What is MTSS?
MTSS, or multi-tiered systems and supports, encompasses a tiered approach to academics, behavior, and social emotional learning giving us a better picture of the way these components all work together for our students. Tier 1 includes services that ALL students receive. To learn more about building a strong tier 1, check this out! By setting up a solid foundation and clear process, we are able to shift to a preventative lens, intervene earlier, and benefit ALL students. Today, we are digging into tier 2. With a strong foundation in place, around 10 – 15% of students will benefit from additional interventions provided at the tier 2 level. As a reminder, these students are receiving tier 1 AND tier 2 support to increase their academic, behavioral, and/or social emotional success.
What is the role of the MTSS team in establishing and implementing Tier 2 Supports
The multidisciplinary team assesses, oversees implementation of, and evaluates mental health systems and supports. This includes, but is not limited to: policy evaluation/development, data tracking, program and intervention development across the tiers, coordinating with community partners, training, coaching and connecting with families. When looking at tier 2 specifically, this team will be most successful if they:
Clarify roles and responsibilities for staff members
We want to clarify roles and expectations for our staff as much as we do for our students. Often in schools we are helpers – not afraid to jump in and do everything but we have to care for ourselves and each other to prevent burnout and to be effective in this difficult work! Setting up expectations ahead of time allows staff members to share the responsibilities in a strategic way. This also allows us to look at what we have staff doing so we can make some shifts to ensure they’re freed up to do their role!
Use data to make decisions for student intervention
When we consider gathering data for behavior and social emotional learning, student voice is a helpful piece. Universal screeners are a fantastic tool for gaining insight into the student perspective. Whether you create your own or use something like Panorama or DESSA mini, the data will allow you to intervene early and intentionally.
Help clarify behaviors and root causes
We can usually describe what we would like to see reduced if it’s big aggressive behaviors, but if we look at every “outburst” as a kid who needs anger management, we probably aren’t going to create change. We aren’t necessarily doing an FBA at this point but we do want to ask some questions
What is the presenting behavior? When is it occurring? What might be underneath that? A great resource is PBIS World!
Ask the student – they may not know either but that’s okay, let’s work together to notice when this is happening and see if we can find some patterns
After ensuring that we have a clear system in place for universal strategies and identifying student needs, we must think about what interventions we have available, how we will use them, and when we will fit them in. Use the triangle below to outline what you have available. Where are you strong? Where are there opportunities for growth?
Tier 2 Behavioral and SEL supports
If you aren’t sure where to start, don’t worry! It is not necessary to create or buy new programs.
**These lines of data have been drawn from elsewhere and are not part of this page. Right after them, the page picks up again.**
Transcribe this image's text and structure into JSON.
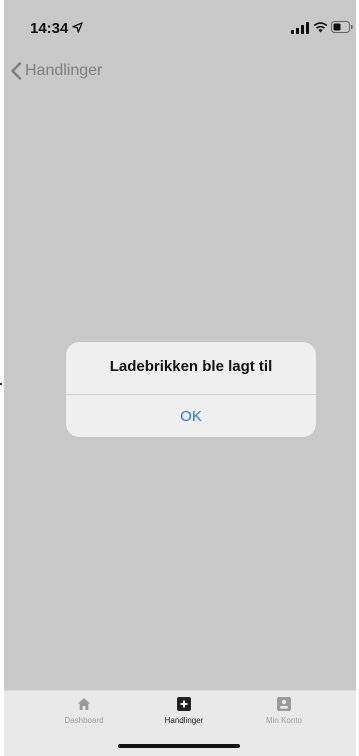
{
  "status_bar": {
    "time": "14:34",
    "location_icon": "location-arrow-icon",
    "signal_icon": "cellular-signal-icon",
    "wifi_icon": "wifi-icon",
    "battery_icon": "battery-icon"
  },
  "nav": {
    "back_label": "Handlinger",
    "back_icon": "chevron-left-icon"
  },
  "alert": {
    "title": "Ladebrikken ble lagt til",
    "ok_label": "OK"
  },
  "tabs": [
    {
      "label": "Dashboard",
      "icon": "home-icon",
      "active": false
    },
    {
      "label": "Handlinger",
      "icon": "plus-square-icon",
      "active": true
    },
    {
      "label": "Min Konto",
      "icon": "account-card-icon",
      "active": false
    }
  ],
  "colors": {
    "accent": "#1e78f0",
    "tab_active": "#222222",
    "tab_inactive": "#9a9a9a"
  }
}
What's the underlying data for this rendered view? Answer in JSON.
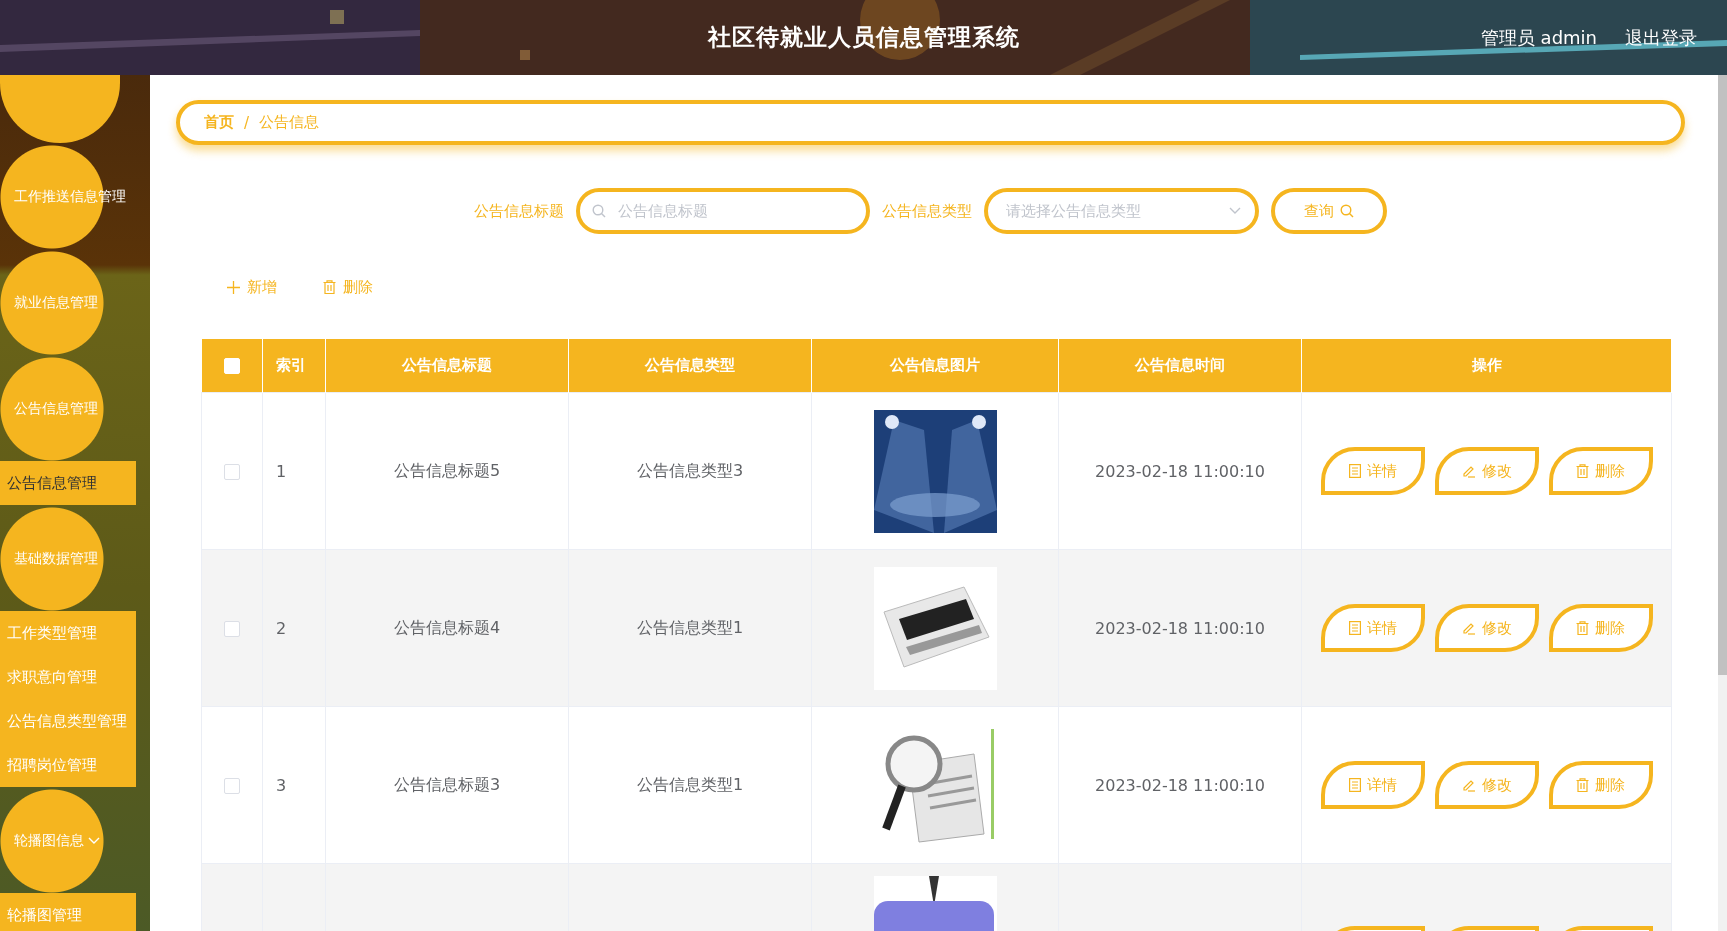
{
  "header": {
    "title": "社区待就业人员信息管理系统",
    "user": "管理员 admin",
    "logout": "退出登录"
  },
  "sidebar": {
    "items": [
      {
        "kind": "bubble"
      },
      {
        "kind": "menu",
        "label": "工作推送信息管理",
        "has_caret": false
      },
      {
        "kind": "menu",
        "label": "就业信息管理",
        "has_caret": false
      },
      {
        "kind": "menu",
        "label": "公告信息管理",
        "has_caret": false,
        "children": [
          {
            "label": "公告信息管理",
            "selected": true
          }
        ]
      },
      {
        "kind": "menu",
        "label": "基础数据管理",
        "has_caret": false,
        "children": [
          {
            "label": "工作类型管理",
            "selected": false
          },
          {
            "label": "求职意向管理",
            "selected": false
          },
          {
            "label": "公告信息类型管理",
            "selected": false
          },
          {
            "label": "招聘岗位管理",
            "selected": false
          }
        ]
      },
      {
        "kind": "menu",
        "label": "轮播图信息",
        "has_caret": true,
        "children": [
          {
            "label": "轮播图管理",
            "selected": false
          }
        ]
      }
    ]
  },
  "breadcrumb": {
    "items": [
      "首页",
      "公告信息"
    ],
    "separator": "/"
  },
  "search": {
    "fields": [
      {
        "kind": "text",
        "label": "公告信息标题",
        "placeholder": "公告信息标题"
      },
      {
        "kind": "select",
        "label": "公告信息类型",
        "placeholder": "请选择公告信息类型"
      }
    ],
    "button": "查询"
  },
  "toolbar": [
    {
      "kind": "add",
      "label": "新增"
    },
    {
      "kind": "delete",
      "label": "删除"
    }
  ],
  "table": {
    "columns": [
      {
        "kind": "checkbox",
        "checked": false
      },
      {
        "kind": "text",
        "label": "索引"
      },
      {
        "kind": "text",
        "label": "公告信息标题"
      },
      {
        "kind": "text",
        "label": "公告信息类型"
      },
      {
        "kind": "text",
        "label": "公告信息图片"
      },
      {
        "kind": "text",
        "label": "公告信息时间"
      },
      {
        "kind": "text",
        "label": "操作"
      }
    ],
    "rows": [
      {
        "kind": "full",
        "checked": false,
        "index": "1",
        "title": "公告信息标题5",
        "type": "公告信息类型3",
        "time": "2023-02-18 11:00:10",
        "actions": [
          {
            "kind": "detail",
            "label": "详情"
          },
          {
            "kind": "edit",
            "label": "修改"
          },
          {
            "kind": "delete",
            "label": "删除"
          }
        ]
      },
      {
        "kind": "full",
        "checked": false,
        "index": "2",
        "title": "公告信息标题4",
        "type": "公告信息类型1",
        "time": "2023-02-18 11:00:10",
        "actions": [
          {
            "kind": "detail",
            "label": "详情"
          },
          {
            "kind": "edit",
            "label": "修改"
          },
          {
            "kind": "delete",
            "label": "删除"
          }
        ]
      },
      {
        "kind": "full",
        "checked": false,
        "index": "3",
        "title": "公告信息标题3",
        "type": "公告信息类型1",
        "time": "2023-02-18 11:00:10",
        "actions": [
          {
            "kind": "detail",
            "label": "详情"
          },
          {
            "kind": "edit",
            "label": "修改"
          },
          {
            "kind": "delete",
            "label": "删除"
          }
        ]
      },
      {
        "kind": "cut"
      }
    ]
  }
}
A great first step is to simply think about how you can intensify the tier 1 systems you already have in place! For example, if you have an SEL program that you use such as Second Steps or Navigate 360, use their supplemental activities for intentional small group skill building. Determine who will run the small groups, when they will occur, and build them into your schedule so students can move in and out of them as needed.
Regulate, relate, reason
Below is another great visual that demonstrates how we might intensify tier 1 supports while keeping the student nervous system in mind. We know that in order to reach a point where a student is ready and able to self-reflect or learn and practice new skills they must be regulated and feel connected. Keeping this in mind will set us up for success in introducing and practicing tier 2 interventions.
You likely have regulation strategies as part of your tier 1 system. When moving a student to tier 2, intensify that support by offering more opportunities and tools to practice those skills. This may be:
Walk and talk – a time to do a lap around the school with a trusted adult
Breath break – built in time to practice breathing exercises
Movement break – built in time to regulate the body with intentional movement
Again, connection is likely a piece of your universal strategies, but how can you intensify that for tier 2?
2 x 10 is a fantastic place to start. It is evidence based to reduce unwanted behaviors and improve connection.
Check in Check out is another great way to include connection, self-reflection, and skill building.
Mentor program – pair a student with a trusted teacher or peer to build connection throughout the year and support the student in creating positive change.
When you intentionally build time for regulation and connection, you are setting yourself and your students up for success.
Finally, remember, this journey is not just the classroom teacher’s responsibility. The student, designated support staff (administrators, counselors, social workers, instructional assistants), and family all have a responsibility to move the plan forward. Make a plan for communication between involved staff members. Send home implementation ideas to support the student and family outside of school. We are in this together!
Creating a system of support is instrumental in creating and sustaining long term positive changes. The more intentional and strategic we are in building a team, collecting data, and implementing interventions, the more able we are to intervene early, increase collaboration, and assist our students in finding solutions that will last long beyond their time with us.